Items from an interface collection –

▼

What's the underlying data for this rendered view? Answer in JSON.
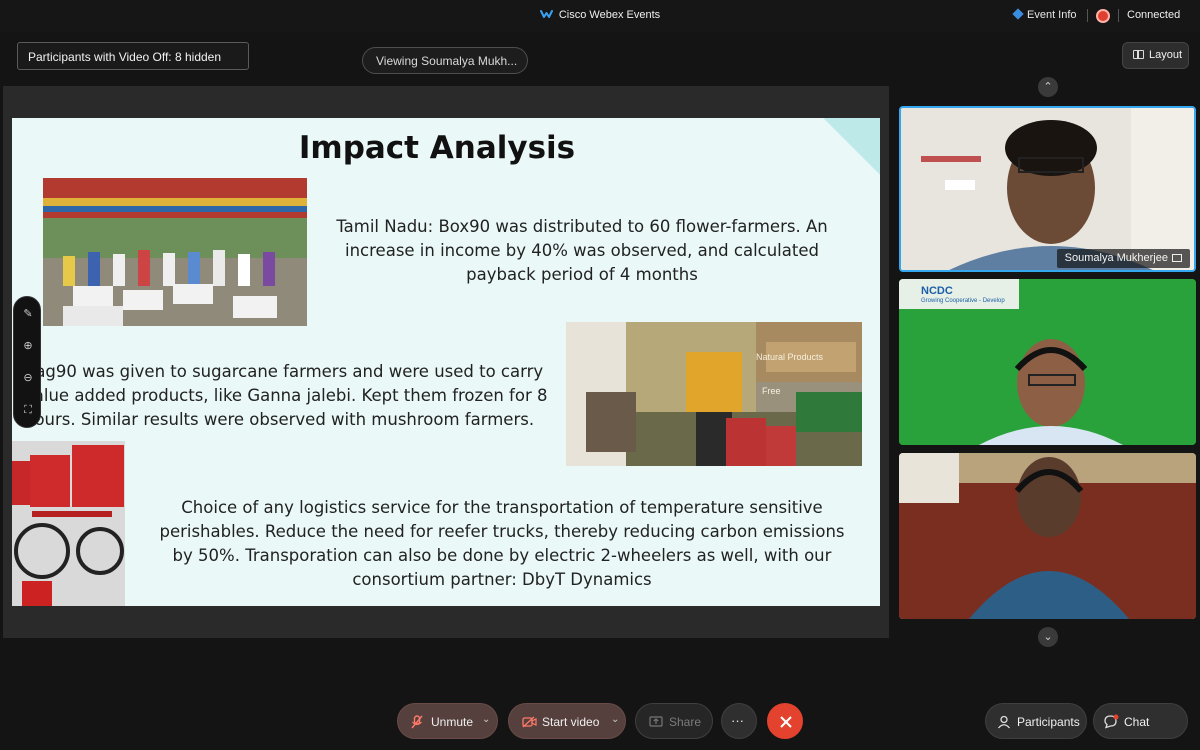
{
  "window": {
    "app_title": "Cisco Webex Events",
    "event_info": "Event Info",
    "connection_status": "Connected"
  },
  "top_controls": {
    "hidden_participants": "Participants with Video Off:  8 hidden",
    "viewing": "Viewing Soumalya Mukh...",
    "layout_label": "Layout"
  },
  "slide": {
    "title": "Impact Analysis",
    "paragraph_1": "Tamil Nadu: Box90 was distributed to 60 flower-farmers. An increase in income by 40% was observed, and  calculated payback period of 4 months",
    "paragraph_2": "Bag90 was given to sugarcane farmers and were used to carry value added products, like Ganna jalebi. Kept them frozen for 8 hours. Similar results were observed with mushroom farmers.",
    "paragraph_3": "Choice of any logistics service for the transportation of temperature sensitive perishables. Reduce the need for reefer trucks, thereby reducing carbon emissions by 50%. Transporation can also be done by electric 2-wheelers as well, with our consortium partner: DbyT Dynamics",
    "photo2_text": "Natural Products",
    "photo2_text_2": "Free"
  },
  "participants_panel": {
    "active_speaker_name": "Soumalya Mukherjee",
    "ncdc_logo_text": "NCDC",
    "ncdc_logo_subtext": "Growing Cooperative - Develop"
  },
  "bottom_bar": {
    "unmute_label": "Unmute",
    "start_video_label": "Start video",
    "share_label": "Share",
    "more_label": "···",
    "participants_label": "Participants",
    "chat_label": "Chat"
  },
  "colors": {
    "accent_blue": "#35a7ee",
    "end_call_red": "#e3422f",
    "recording_red": "#e0402f",
    "slide_background": "#eaf8f8"
  }
}
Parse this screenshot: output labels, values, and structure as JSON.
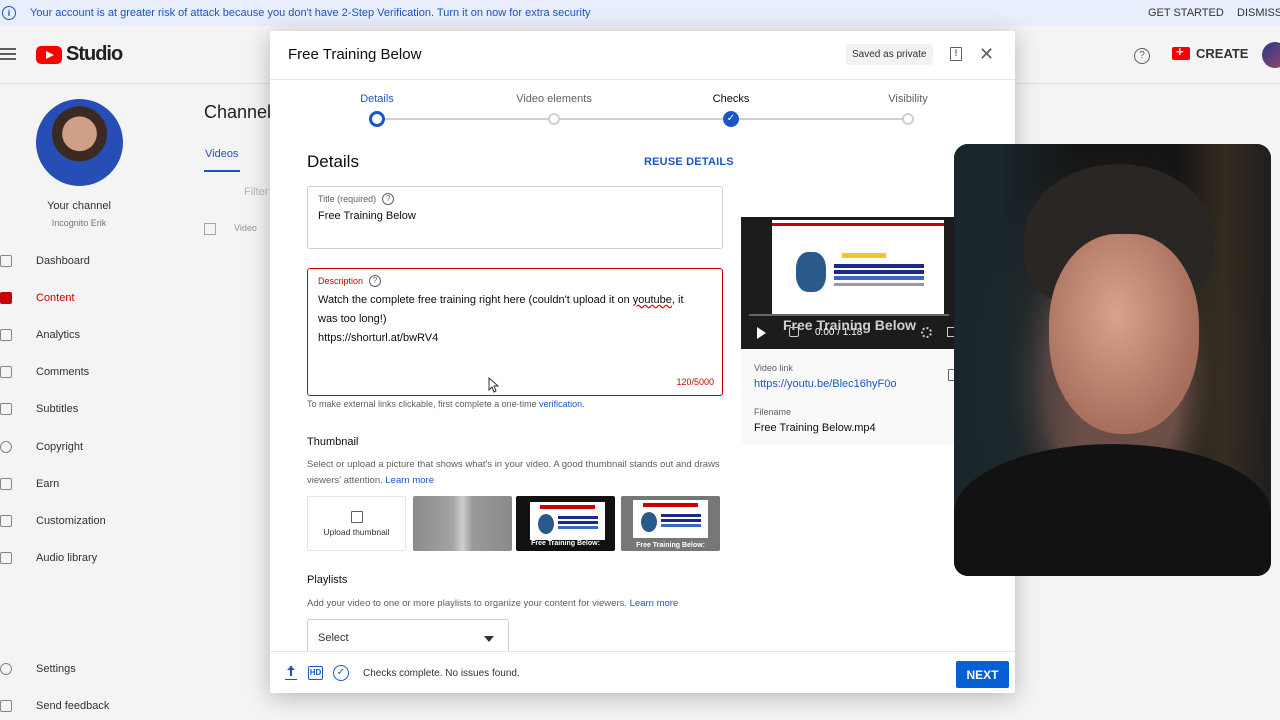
{
  "banner": {
    "message": "Your account is at greater risk of attack because you don't have 2-Step Verification. Turn it on now for extra security",
    "get_started": "GET STARTED",
    "dismiss": "DISMISS"
  },
  "topbar": {
    "brand": "Studio",
    "create_label": "CREATE"
  },
  "sidebar": {
    "channel_title": "Your channel",
    "channel_name": "Incognito Erik",
    "items": [
      {
        "label": "Dashboard"
      },
      {
        "label": "Content"
      },
      {
        "label": "Analytics"
      },
      {
        "label": "Comments"
      },
      {
        "label": "Subtitles"
      },
      {
        "label": "Copyright"
      },
      {
        "label": "Earn"
      },
      {
        "label": "Customization"
      },
      {
        "label": "Audio library"
      }
    ],
    "settings": "Settings",
    "feedback": "Send feedback"
  },
  "background": {
    "channel_heading": "Channel",
    "videos_tab": "Videos",
    "filter": "Filter",
    "video_col": "Video"
  },
  "dialog": {
    "title": "Free Training Below",
    "saved_status": "Saved as private",
    "steps": [
      {
        "label": "Details",
        "state": "active"
      },
      {
        "label": "Video elements",
        "state": "pending"
      },
      {
        "label": "Checks",
        "state": "done"
      },
      {
        "label": "Visibility",
        "state": "pending"
      }
    ],
    "section_heading": "Details",
    "reuse_label": "REUSE DETAILS",
    "title_field": {
      "label": "Title (required)",
      "value": "Free Training Below"
    },
    "description_field": {
      "label": "Description",
      "line1_before": "Watch the complete free training right here (couldn't upload it on ",
      "line1_wavy": "youtube",
      "line1_after": ", it",
      "line2": "was too long!)",
      "line3": "https://shorturl.at/bwRV4",
      "counter": "120/5000"
    },
    "hint_text": "To make external links clickable, first complete a one-time ",
    "hint_link": "verification",
    "hint_end": ".",
    "thumbnail": {
      "heading": "Thumbnail",
      "description": "Select or upload a picture that shows what's in your video. A good thumbnail stands out and draws viewers' attention. ",
      "learn_more": "Learn more",
      "upload_label": "Upload thumbnail",
      "caption": "Free Training Below:"
    },
    "playlists": {
      "heading": "Playlists",
      "description": "Add your video to one or more playlists to organize your content for viewers. ",
      "learn_more": "Learn more",
      "select_value": "Select"
    },
    "preview": {
      "overlay_title": "Free Training Below",
      "time": "0:00 / 1:18",
      "video_link_label": "Video link",
      "video_link": "https://youtu.be/Blec16hyF0o",
      "filename_label": "Filename",
      "filename": "Free Training Below.mp4"
    },
    "footer": {
      "status": "Checks complete. No issues found.",
      "next_label": "NEXT"
    }
  },
  "colors": {
    "accent": "#065fd4",
    "error": "#cc0000",
    "brand_red": "#ff0000"
  }
}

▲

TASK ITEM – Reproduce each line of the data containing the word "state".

ANSWER SPACE –
        "state": "active"
        "state": "pending"
        "state": "done"
        "state": "pending"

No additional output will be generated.